The problem with 1) is that while it's impossible to deny the conicidence of Ford's ownership and the Lions' track record of futility, Ford meets all the criteria of a great owner: he has nearly infinite resources, he never hesitates reinvest them in his team, he built a gorgeous facility, downtown, with his own money, he's resolutely committed to Detroit, he hires football men to do the football stuff and gets out of their way, and he's loyal to a fault. The only problem is that he's apparently not very good at hiring football men.
Brian VanOchten of the Grand Rapids Press has been amongst the most vocal and persistent Ford detractors; earlier this year he told Bill Simonson on The Huge Show that Ford is more concerned with hosting socialite cocktail parties in the secret rooms of Ford Field than winning football games. Of course, being "committed to winning"--that is to say, making a show of being heavily involved in all aspects of the business--doesn't necessarily translate into actual wins. Al Davis, Jerry Jones, and Daniel Snyder have wasted, literally, billions of dollars over the past decade trying franticallly to win Super Bowls--and, outside of the Gruden's Revenge Bowl, haven't even come close. In fact, one could compellingly argue that these franchises would be much better off if their owners focussed more on fêtes than football . . .

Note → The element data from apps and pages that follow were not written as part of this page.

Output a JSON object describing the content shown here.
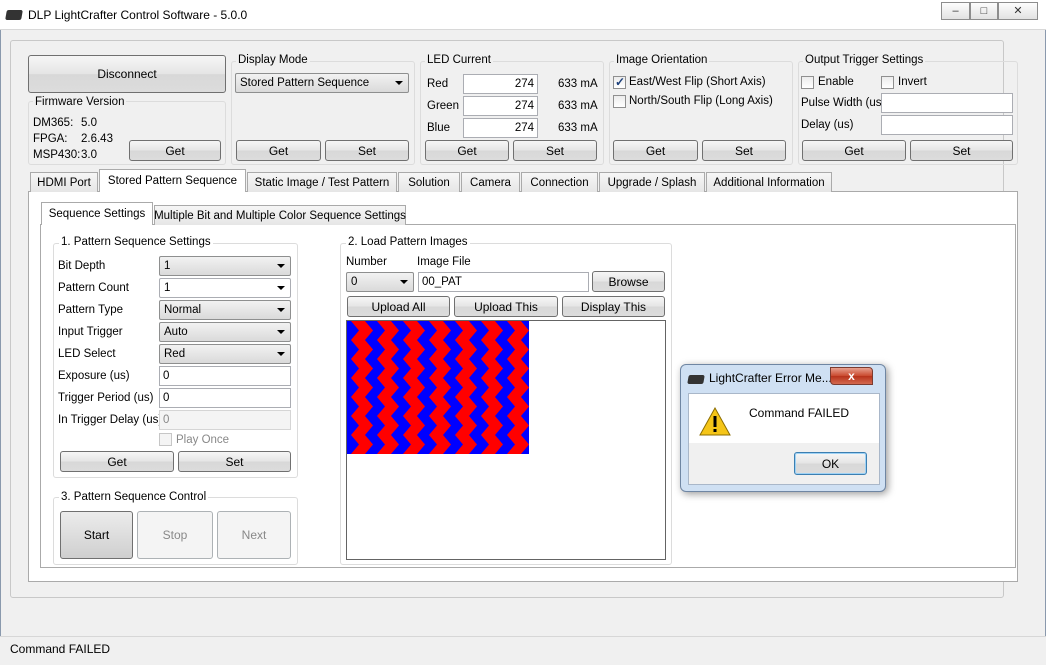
{
  "window": {
    "title": "DLP LightCrafter Control Software - 5.0.0",
    "minimize": "–",
    "maximize": "□",
    "close": "✕"
  },
  "connection": {
    "disconnect_label": "Disconnect"
  },
  "firmware": {
    "title": "Firmware Version",
    "dm365_label": "DM365:",
    "dm365_value": "5.0",
    "fpga_label": "FPGA:",
    "fpga_value": "2.6.43",
    "msp430_label": "MSP430:",
    "msp430_value": "3.0",
    "get_label": "Get"
  },
  "display_mode": {
    "title": "Display Mode",
    "selected": "Stored Pattern Sequence",
    "get_label": "Get",
    "set_label": "Set"
  },
  "led_current": {
    "title": "LED Current",
    "red_label": "Red",
    "red_value": "274",
    "red_ma": "633 mA",
    "green_label": "Green",
    "green_value": "274",
    "green_ma": "633 mA",
    "blue_label": "Blue",
    "blue_value": "274",
    "blue_ma": "633 mA",
    "get_label": "Get",
    "set_label": "Set"
  },
  "orientation": {
    "title": "Image Orientation",
    "east_west_label": "East/West Flip (Short Axis)",
    "east_west_checked": true,
    "north_south_label": "North/South Flip (Long Axis)",
    "north_south_checked": false,
    "get_label": "Get",
    "set_label": "Set"
  },
  "trigger": {
    "title": "Output Trigger Settings",
    "enable_label": "Enable",
    "invert_label": "Invert",
    "pulse_width_label": "Pulse Width (us)",
    "pulse_width_value": "",
    "delay_label": "Delay (us)",
    "delay_value": "",
    "get_label": "Get",
    "set_label": "Set"
  },
  "main_tabs": [
    "HDMI Port",
    "Stored Pattern Sequence",
    "Static Image / Test Pattern",
    "Solution",
    "Camera",
    "Connection",
    "Upgrade / Splash",
    "Additional Information"
  ],
  "sub_tabs": [
    "Sequence Settings",
    "Multiple Bit and Multiple Color Sequence Settings"
  ],
  "pattern_settings": {
    "title": "1. Pattern Sequence Settings",
    "bit_depth_label": "Bit Depth",
    "bit_depth_value": "1",
    "pattern_count_label": "Pattern Count",
    "pattern_count_value": "1",
    "pattern_type_label": "Pattern Type",
    "pattern_type_value": "Normal",
    "input_trigger_label": "Input Trigger",
    "input_trigger_value": "Auto",
    "led_select_label": "LED Select",
    "led_select_value": "Red",
    "exposure_label": "Exposure (us)",
    "exposure_value": "0",
    "trigger_period_label": "Trigger Period (us)",
    "trigger_period_value": "0",
    "in_trigger_delay_label": "In Trigger Delay (us)",
    "in_trigger_delay_value": "0",
    "play_once_label": "Play Once",
    "get_label": "Get",
    "set_label": "Set"
  },
  "pattern_control": {
    "title": "3. Pattern Sequence Control",
    "start_label": "Start",
    "stop_label": "Stop",
    "next_label": "Next"
  },
  "load_images": {
    "title": "2. Load Pattern Images",
    "number_label": "Number",
    "number_value": "0",
    "image_file_label": "Image File",
    "image_file_value": "00_PAT",
    "browse_label": "Browse",
    "upload_all_label": "Upload All",
    "upload_this_label": "Upload This",
    "display_this_label": "Display This"
  },
  "dialog": {
    "title": "LightCrafter Error Me...",
    "message": "Command FAILED",
    "ok_label": "OK",
    "close_label": "x"
  },
  "status_bar": {
    "text": "Command FAILED"
  },
  "colors": {
    "pattern_red": "#ff0000",
    "pattern_blue": "#0000ff",
    "accent": "#3399ff"
  }
}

As for 2), it's widely assumed that Bill Ford, Jr. would relish the opportunity to take control of the Lions away from his father, "clean house", and run the team the right way. Many point to his fateful statement to the media that he'd fire Matt Millen if he could as evidence of this. However, when directly asked if he's anticipating taking over the Lions, he hasn't responded in the affirmative:

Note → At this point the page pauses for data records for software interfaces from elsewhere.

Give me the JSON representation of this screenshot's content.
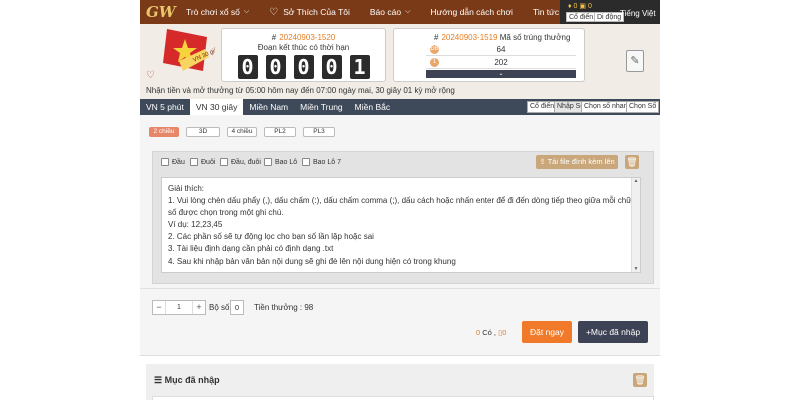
{
  "logo": "GW",
  "nav": {
    "items": [
      {
        "label": "Trò chơi xổ số",
        "caret": true
      },
      {
        "label": "Sở Thích Của Tôi",
        "heart": true
      },
      {
        "label": "Báo cáo",
        "caret": true
      },
      {
        "label": "Hướng dẫn cách chơi"
      },
      {
        "label": "Tin tức mới nhất"
      }
    ],
    "coins": "0",
    "coins2": "0",
    "mode_classic": "Cổ điển",
    "mode_mobile": "Di động",
    "language": "Tiếng Việt"
  },
  "flag_text": "VN 30 giây",
  "current_draw": {
    "id": "20240903-1520",
    "hash": "#",
    "label": "Đoạn kết thúc có thời hạn",
    "digits": [
      "0",
      "0",
      "0",
      "0",
      "1"
    ]
  },
  "prev_draw": {
    "id": "20240903-1519",
    "hash": "#",
    "label": "Mã số trúng thưởng",
    "rows": [
      {
        "ball": "ĐB",
        "value": "64"
      },
      {
        "ball": "1",
        "value": "202"
      }
    ]
  },
  "notice": "Nhận tiền và mở thưởng từ 05:00 hôm nay đến 07:00 ngày mai,    30 giây 01 kỳ mở rộng",
  "tabs": [
    "VN 5 phút",
    "VN 30 giây",
    "Miền Nam",
    "Miền Trung",
    "Miền Bắc"
  ],
  "subtabs": [
    "Cổ điển",
    "Nhập Số",
    "Chọn số nhanh",
    "Chọn Số"
  ],
  "game_types": [
    "2 chiều",
    "3D",
    "4 chiều",
    "PL2",
    "PL3"
  ],
  "options": [
    "Đầu",
    "Đuôi",
    "Đầu, đuôi",
    "Bao Lô",
    "Bao Lô 7"
  ],
  "upload_label": "Tải file đính kèm lên",
  "instructions": [
    "Giải thích:",
    "1. Vui lòng chèn dấu phẩy (,), dấu chấm (:), dấu chấm comma (;), dấu cách hoặc nhấn enter để đi đến dòng tiếp theo giữa mỗi chữ số được chọn trong một ghi chú.",
    "Ví dụ: 12,23,45",
    "2. Các phần số sẽ tự động lọc cho bạn số lần lặp hoặc sai",
    "3. Tài liệu định dạng cần phải có định dạng .txt",
    "4. Sau khi nhập bản văn bản nội dung sẽ ghi đè lên nội dung hiện có trong khung"
  ],
  "multiplier": "1",
  "bo_so_label": "Bộ số",
  "bo_so_value": "0",
  "prize_label": "Tiền thưởng :",
  "prize_value": "98",
  "count_zero": "0",
  "count_label": "Có ,",
  "count_value": "0",
  "submit_label": "Đặt ngay",
  "added_label": "Mục đã nhập",
  "footer_title": "Mục đã nhập"
}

My first obligation is to Ford [Motor Company], and that's still the case. ... I love the team. I'm a huge fan and always will be. But I don't know at this point what I could really contribute at the team level." [Detroit Free Press, 4/2/2008]
Given everything that's been going on in the auto industry lately, even though Bill Ford holds the title of "Vice Chairman" of the Lions, he can't possibly have much spare time or energy to invest in the day-to-day operations of a football team. I don't think that Bill could become a vocal, involved, hands-on, micromanaging NFL owner. That's not his managerial style, and that's not where his priorities or passions lie--he's too busy getting FoMoCo back on top.
Finally, 3) just because Bill Ford Jr. is a better businessman than his father was (see: having the wisdom to step down as CEO in lieu of a more experienced turnaround man, Ford beating most of the rest of the industry in Q1 2009, etc.), doesn't mean his management style is going to vastly differ from his father. It's true that he might hire better 'football men', or have a shorter leash on those that are clearly failing; who knows? Maybe that will be the difference. But the idea that the entire organization is somehow rotting from the top down because WCF is inherently evil, and once someone, anyone, else is in charge, the curse will be broken . . . well, it's simply not true. Yes, the Steelers have a wonderful ownership family and have been consistently succesful. However, they just faced off against the Cardinals in the Super Bowl--and the Bidwells have been consistently ranked among the worst owners in sports. The Rams' Greatest Show on Turf era came under Georgia Frontiere, who was hardly a football maven or a businesswoman. She inherited the team when her sixth husband died, and within a few years, moved the team to her hometown of St. Louis. Even so, the Rams won one Super Bowl, reached another, and spent years terrorizing the NFL, all with her atop the organization. If Bill Ford Jr. does nothing more than write the checks and watch the games, he'll be, on paper, no different than his father. Finally, it's been reported that if Junior'd had his way, he'd have promoted Tom Lewand a long time ago--so no, I do not see any Rocky Wirtz-style house cleaning taking place.
So what does this all mean? I think it means that Bill's already at the helm. Let's add up all the evidence: Junior says he'd fire Millen if he could; three days later Millen is fired. The day after the season is over, Junior's favored candidates are given the keys to the franchise.
Last year in 2006, he stepped down as CEO of Ford in the prime of his career. He's a self-proclaimed passionate fan of the team, and he knows that the franchise will be his as soon as his octogenerian father passes. It only makes sense to put the "affairs in order" first. Of course, I have no first- (or second-, or third-)hand knowledge of this, just my suspicions. But when William Clay Ford drives off this mortal coil, I suspect that nothing will change except the signature on the checks.
So does this end all Lions fans' hope for a Blackhawks-style renaissance? No--it means that renaissance, if it's coming, has already started.